Data provided ::
────────

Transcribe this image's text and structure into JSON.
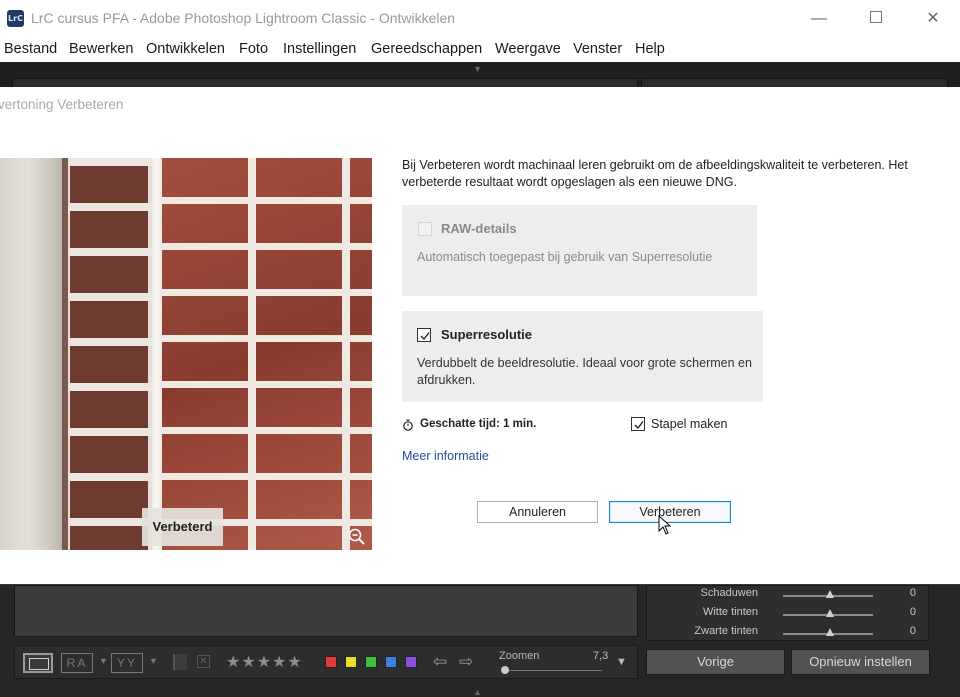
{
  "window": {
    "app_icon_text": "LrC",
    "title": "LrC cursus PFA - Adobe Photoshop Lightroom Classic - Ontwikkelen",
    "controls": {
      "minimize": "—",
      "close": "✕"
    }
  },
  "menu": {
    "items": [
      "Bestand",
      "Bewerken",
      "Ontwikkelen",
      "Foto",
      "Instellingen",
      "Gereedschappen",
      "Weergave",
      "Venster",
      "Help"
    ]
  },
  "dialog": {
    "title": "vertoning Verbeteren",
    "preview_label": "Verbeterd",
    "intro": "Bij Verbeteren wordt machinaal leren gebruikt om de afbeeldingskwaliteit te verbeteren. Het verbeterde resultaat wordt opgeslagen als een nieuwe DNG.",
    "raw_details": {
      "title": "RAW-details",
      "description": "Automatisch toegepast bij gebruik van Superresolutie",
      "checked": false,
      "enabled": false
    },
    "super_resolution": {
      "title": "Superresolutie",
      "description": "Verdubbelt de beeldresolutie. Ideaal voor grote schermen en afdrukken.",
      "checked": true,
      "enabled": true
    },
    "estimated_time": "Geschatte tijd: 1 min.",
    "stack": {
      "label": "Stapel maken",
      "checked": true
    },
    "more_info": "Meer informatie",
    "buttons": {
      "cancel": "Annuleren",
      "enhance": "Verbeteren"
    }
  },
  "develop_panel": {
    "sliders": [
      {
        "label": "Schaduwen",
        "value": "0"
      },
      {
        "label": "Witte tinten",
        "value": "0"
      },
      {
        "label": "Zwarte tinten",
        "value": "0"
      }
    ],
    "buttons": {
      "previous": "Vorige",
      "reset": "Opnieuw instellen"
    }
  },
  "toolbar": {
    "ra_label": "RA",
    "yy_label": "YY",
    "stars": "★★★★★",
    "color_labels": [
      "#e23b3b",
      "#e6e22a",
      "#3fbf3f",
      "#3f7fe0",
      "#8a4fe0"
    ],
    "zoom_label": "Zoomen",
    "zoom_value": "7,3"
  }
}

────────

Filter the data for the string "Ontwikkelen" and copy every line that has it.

    "title": "LrC cursus PFA - Adobe Photoshop Lightroom Classic - Ontwikkelen",
      "Ontwikkelen",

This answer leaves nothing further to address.